I've been thinking about a conversation I had with a customer the other day. It wasn't the first time I have spent more than 30 minutes on the phone talking with someone about this subject, and it seems to be coming up a lot more. The topic was where to run when things get "really bad". The dynamics of this topic are interesting.
The conversation usually begins because someone is looking for a way to become their own water company. Our Berkey water filters take care of this, and if you just add a few things to your preparedness items, you can go for a long time processing compromised water to make it safe for drinking and cooking. Once we solve the problem of clean water, the conversation usually moves quickly to changes in the country and the probability of a social collapse, financial collapse, or some other crisis that leads to everyday dangers in once calm neighborhoods. There seems to be a general feeling that our normal daily lives are going to change soon and if we are in the wrong place our safety could be in serious jeopardy. So the question is, when things get "really bad" where will you run.
The interesting thing is I talk to people all over the country, in every state. I'll talk to someone in Kansas and they say they want to move to Kentucky when things get bad. Then I talk to someone in Kentucky and they say they are moving to Idaho or Wyoming when things get bad. The names of the states and cities change, but what I started to realize is that people are doing what they always have. They are under the impression that the grass is always greener on the other side.
But is the grass greener? Every state has it's problems right now. Every city has it's good people and not so good people. The problems that face our country are everywhere. The grass is not greener somewhere else. Sure, there are a few places in the middle of nowhere that you may be able to hold up for a while, but you better be well armed, well trained, and well stocked. The bad guys will find you and you will have to deal with them. Many people cannot afford to "get out of Dodge". So what is the solution? Friends of like mind.
The bottom line is that most of us are not able to fund a remote retreat in the mountains stocked with five years of food, clothing, shelter, fuel and weapons. And even if we could, we may never be able to get there in a collapse because most of us need to stay were the jobs are. So the next solution is to find a group of like minded individuals with similar beliefs, similar self-reliance habits, and similar religious beliefs. Become familiar with each other by spending time together. Learn together. Worship together. Develop a "command structure" or "lines of authority" so that when things do get bad, the group is unified.
For me, this happens to be my church. For others it may be a militia group, a social club, or just a group of friends that decide to get more specific about what they would do to help each other if things get "really bad".
I will leave the topic of what "really bad" really means to another entry.
The bottom line is, from time to time, we need take a look at what our situation is and adjust within the resources we have.
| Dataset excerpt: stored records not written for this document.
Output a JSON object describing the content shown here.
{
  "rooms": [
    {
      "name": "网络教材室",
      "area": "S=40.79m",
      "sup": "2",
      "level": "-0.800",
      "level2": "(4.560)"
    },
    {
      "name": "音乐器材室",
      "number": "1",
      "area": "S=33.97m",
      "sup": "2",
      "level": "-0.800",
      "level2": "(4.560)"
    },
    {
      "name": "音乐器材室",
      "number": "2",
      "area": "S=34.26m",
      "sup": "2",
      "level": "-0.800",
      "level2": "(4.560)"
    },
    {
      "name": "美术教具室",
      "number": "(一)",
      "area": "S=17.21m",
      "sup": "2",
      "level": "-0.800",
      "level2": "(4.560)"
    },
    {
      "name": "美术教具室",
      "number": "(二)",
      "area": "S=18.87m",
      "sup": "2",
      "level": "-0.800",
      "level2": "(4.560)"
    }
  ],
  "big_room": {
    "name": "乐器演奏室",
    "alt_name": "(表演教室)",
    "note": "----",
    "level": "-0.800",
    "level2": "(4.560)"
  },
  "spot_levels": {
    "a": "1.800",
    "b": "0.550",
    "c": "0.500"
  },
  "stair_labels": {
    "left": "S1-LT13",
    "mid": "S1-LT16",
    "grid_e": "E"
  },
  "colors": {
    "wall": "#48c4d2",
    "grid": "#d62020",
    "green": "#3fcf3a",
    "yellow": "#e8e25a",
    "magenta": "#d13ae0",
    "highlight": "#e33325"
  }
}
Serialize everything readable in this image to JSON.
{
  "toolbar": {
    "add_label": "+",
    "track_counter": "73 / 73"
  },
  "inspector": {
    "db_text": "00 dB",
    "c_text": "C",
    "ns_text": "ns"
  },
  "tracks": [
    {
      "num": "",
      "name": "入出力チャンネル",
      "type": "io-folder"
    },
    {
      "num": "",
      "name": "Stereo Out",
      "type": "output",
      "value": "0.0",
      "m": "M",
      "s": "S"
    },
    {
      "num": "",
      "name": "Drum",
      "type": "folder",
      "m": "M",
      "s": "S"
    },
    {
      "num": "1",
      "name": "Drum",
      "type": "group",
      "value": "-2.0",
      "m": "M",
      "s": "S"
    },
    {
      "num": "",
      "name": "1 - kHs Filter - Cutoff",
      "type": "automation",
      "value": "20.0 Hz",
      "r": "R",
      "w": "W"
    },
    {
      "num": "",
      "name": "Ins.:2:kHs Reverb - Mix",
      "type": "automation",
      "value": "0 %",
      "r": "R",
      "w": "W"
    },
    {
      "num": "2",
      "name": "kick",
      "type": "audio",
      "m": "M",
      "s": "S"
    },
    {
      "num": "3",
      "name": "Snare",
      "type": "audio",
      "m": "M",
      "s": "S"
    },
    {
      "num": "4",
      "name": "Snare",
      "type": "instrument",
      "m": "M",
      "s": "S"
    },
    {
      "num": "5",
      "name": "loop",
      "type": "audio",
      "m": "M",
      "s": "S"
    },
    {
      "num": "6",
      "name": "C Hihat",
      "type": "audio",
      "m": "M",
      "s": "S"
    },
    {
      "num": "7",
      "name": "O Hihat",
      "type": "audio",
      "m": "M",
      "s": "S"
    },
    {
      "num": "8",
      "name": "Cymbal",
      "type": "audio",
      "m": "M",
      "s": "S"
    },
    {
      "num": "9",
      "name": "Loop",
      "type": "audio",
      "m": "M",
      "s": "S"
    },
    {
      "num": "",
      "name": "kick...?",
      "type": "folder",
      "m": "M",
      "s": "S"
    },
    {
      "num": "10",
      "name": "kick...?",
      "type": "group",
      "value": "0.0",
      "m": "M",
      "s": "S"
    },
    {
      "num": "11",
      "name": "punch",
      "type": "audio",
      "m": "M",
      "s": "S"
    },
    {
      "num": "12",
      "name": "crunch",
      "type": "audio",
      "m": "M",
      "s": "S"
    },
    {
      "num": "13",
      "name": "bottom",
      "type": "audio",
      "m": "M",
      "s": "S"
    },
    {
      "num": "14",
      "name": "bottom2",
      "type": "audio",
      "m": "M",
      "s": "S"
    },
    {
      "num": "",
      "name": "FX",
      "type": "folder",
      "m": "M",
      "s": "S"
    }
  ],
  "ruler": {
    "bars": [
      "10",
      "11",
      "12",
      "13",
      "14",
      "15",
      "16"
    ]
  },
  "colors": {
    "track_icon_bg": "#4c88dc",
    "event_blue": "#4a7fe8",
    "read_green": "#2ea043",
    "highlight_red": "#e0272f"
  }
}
For most of us this will mean sheltering in place and contributing to the support of a group. So don't get down on yourself if you can't afford that retreat in the high country right now. Do what you can where you are and make some friends. Grow a garden on your porch in buckets if you have to. Put square food gardening boxes on your lawn in the back yard and become more self reliant. Get three weeks of normal food and water in your house so that if something breaks out you can sit on your couch and watch people fight for food on CNN instead of being the one on TV. Once you have your three months of regular food, start putting some wheat, salt, oil, yeast, and honey away for long term storage with some kind of grinder. Find a way to make clean water. Step by step you will become more self-reliant and your confidence will increase in your ability to stay where you are until you absolutely have to leave.